• TASK STATEMENT
Print the listing below in full. Alter nothing.

• EXCERPTED RECORDS
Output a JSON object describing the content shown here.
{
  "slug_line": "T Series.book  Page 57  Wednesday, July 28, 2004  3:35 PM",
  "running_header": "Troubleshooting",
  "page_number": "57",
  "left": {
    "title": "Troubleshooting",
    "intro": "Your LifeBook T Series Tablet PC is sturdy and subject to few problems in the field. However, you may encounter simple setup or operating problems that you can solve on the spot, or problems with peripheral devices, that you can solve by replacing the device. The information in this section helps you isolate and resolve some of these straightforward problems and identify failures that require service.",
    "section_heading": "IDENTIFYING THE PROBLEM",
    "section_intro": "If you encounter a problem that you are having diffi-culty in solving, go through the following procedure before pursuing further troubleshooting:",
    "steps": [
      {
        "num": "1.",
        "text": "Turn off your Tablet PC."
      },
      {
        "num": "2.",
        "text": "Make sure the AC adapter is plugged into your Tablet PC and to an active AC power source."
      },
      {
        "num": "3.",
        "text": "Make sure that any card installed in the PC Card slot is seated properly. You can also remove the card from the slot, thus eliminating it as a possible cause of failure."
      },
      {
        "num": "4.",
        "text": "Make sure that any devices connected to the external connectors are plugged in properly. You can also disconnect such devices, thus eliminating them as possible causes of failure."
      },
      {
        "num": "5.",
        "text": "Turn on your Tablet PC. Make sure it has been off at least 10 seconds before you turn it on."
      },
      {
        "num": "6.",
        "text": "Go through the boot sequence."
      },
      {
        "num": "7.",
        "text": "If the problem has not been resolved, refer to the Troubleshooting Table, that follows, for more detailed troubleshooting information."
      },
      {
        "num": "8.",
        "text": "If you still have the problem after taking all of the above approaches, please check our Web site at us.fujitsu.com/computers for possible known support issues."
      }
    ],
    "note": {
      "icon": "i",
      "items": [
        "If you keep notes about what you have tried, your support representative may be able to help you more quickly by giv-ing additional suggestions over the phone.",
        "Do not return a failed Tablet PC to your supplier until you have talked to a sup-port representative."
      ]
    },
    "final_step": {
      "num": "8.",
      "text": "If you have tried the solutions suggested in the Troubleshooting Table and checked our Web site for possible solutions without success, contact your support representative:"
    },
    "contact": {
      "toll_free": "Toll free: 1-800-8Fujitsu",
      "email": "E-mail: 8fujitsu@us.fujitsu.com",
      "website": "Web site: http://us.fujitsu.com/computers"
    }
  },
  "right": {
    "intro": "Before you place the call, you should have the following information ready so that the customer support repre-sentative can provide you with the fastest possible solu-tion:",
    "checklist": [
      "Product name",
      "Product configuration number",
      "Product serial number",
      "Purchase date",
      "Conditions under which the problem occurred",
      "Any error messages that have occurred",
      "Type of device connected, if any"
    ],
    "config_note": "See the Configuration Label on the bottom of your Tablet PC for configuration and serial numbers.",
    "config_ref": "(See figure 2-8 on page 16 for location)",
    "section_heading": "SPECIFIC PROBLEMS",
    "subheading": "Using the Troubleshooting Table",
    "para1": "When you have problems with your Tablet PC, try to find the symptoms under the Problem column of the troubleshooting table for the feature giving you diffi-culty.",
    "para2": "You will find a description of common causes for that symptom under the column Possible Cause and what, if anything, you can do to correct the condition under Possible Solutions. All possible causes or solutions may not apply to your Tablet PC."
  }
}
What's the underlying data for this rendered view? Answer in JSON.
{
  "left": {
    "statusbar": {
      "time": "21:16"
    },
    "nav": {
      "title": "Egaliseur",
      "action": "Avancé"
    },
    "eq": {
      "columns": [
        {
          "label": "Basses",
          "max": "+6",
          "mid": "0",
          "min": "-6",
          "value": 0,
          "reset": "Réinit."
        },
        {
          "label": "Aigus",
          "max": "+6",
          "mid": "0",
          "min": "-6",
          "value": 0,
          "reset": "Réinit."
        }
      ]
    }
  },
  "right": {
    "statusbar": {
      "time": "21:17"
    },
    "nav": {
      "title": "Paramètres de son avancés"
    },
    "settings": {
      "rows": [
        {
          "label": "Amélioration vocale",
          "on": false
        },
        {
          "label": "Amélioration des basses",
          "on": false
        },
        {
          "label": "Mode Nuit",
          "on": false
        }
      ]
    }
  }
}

• WRITTEN ANSWER
Output a JSON object describing the content shown here.
{
  "slug_line": "T Series.book  Page 57  Wednesday, July 28, 2004  3:35 PM",
  "running_header": "Troubleshooting",
  "page_number": "57",
  "left": {
    "title": "Troubleshooting",
    "intro": "Your LifeBook T Series Tablet PC is sturdy and subject to few problems in the field. However, you may encounter simple setup or operating problems that you can solve on the spot, or problems with peripheral devices, that you can solve by replacing the device. The information in this section helps you isolate and resolve some of these straightforward problems and identify failures that require service.",
    "section_heading": "IDENTIFYING THE PROBLEM",
    "section_intro": "If you encounter a problem that you are having diffi-culty in solving, go through the following procedure before pursuing further troubleshooting:",
    "steps": [
      {
        "num": "1.",
        "text": "Turn off your Tablet PC."
      },
      {
        "num": "2.",
        "text": "Make sure the AC adapter is plugged into your Tablet PC and to an active AC power source."
      },
      {
        "num": "3.",
        "text": "Make sure that any card installed in the PC Card slot is seated properly. You can also remove the card from the slot, thus eliminating it as a possible cause of failure."
      },
      {
        "num": "4.",
        "text": "Make sure that any devices connected to the external connectors are plugged in properly. You can also disconnect such devices, thus eliminating them as possible causes of failure."
      },
      {
        "num": "5.",
        "text": "Turn on your Tablet PC. Make sure it has been off at least 10 seconds before you turn it on."
      },
      {
        "num": "6.",
        "text": "Go through the boot sequence."
      },
      {
        "num": "7.",
        "text": "If the problem has not been resolved, refer to the Troubleshooting Table, that follows, for more detailed troubleshooting information."
      },
      {
        "num": "8.",
        "text": "If you still have the problem after taking all of the above approaches, please check our Web site at us.fujitsu.com/computers for possible known support issues."
      }
    ],
    "note": {
      "icon": "i",
      "items": [
        "If you keep notes about what you have tried, your support representative may be able to help you more quickly by giv-ing additional suggestions over the phone.",
        "Do not return a failed Tablet PC to your supplier until you have talked to a sup-port representative."
      ]
    },
    "final_step": {
      "num": "8.",
      "text": "If you have tried the solutions suggested in the Troubleshooting Table and checked our Web site for possible solutions without success, contact your support representative:"
    },
    "contact": {
      "toll_free": "Toll free: 1-800-8Fujitsu",
      "email": "E-mail: 8fujitsu@us.fujitsu.com",
      "website": "Web site: http://us.fujitsu.com/computers"
    }
  },
  "right": {
    "intro": "Before you place the call, you should have the following information ready so that the customer support repre-sentative can provide you with the fastest possible solu-tion:",
    "checklist": [
      "Product name",
      "Product configuration number",
      "Product serial number",
      "Purchase date",
      "Conditions under which the problem occurred",
      "Any error messages that have occurred",
      "Type of device connected, if any"
    ],
    "config_note": "See the Configuration Label on the bottom of your Tablet PC for configuration and serial numbers.",
    "config_ref": "(See figure 2-8 on page 16 for location)",
    "section_heading": "SPECIFIC PROBLEMS",
    "subheading": "Using the Troubleshooting Table",
    "para1": "When you have problems with your Tablet PC, try to find the symptoms under the Problem column of the troubleshooting table for the feature giving you diffi-culty.",
    "para2": "You will find a description of common causes for that symptom under the column Possible Cause and what, if anything, you can do to correct the condition under Possible Solutions. All possible causes or solutions may not apply to your Tablet PC."
  }
}
What's the underlying data for this rendered view? Answer in JSON.
{
  "left": {
    "statusbar": {
      "time": "21:16"
    },
    "nav": {
      "title": "Egaliseur",
      "action": "Avancé"
    },
    "eq": {
      "columns": [
        {
          "label": "Basses",
          "max": "+6",
          "mid": "0",
          "min": "-6",
          "value": 0,
          "reset": "Réinit."
        },
        {
          "label": "Aigus",
          "max": "+6",
          "mid": "0",
          "min": "-6",
          "value": 0,
          "reset": "Réinit."
        }
      ]
    }
  },
  "right": {
    "statusbar": {
      "time": "21:17"
    },
    "nav": {
      "title": "Paramètres de son avancés"
    },
    "settings": {
      "rows": [
        {
          "label": "Amélioration vocale",
          "on": false
        },
        {
          "label": "Amélioration des basses",
          "on": false
        },
        {
          "label": "Mode Nuit",
          "on": false
        }
      ]
    }
  }
}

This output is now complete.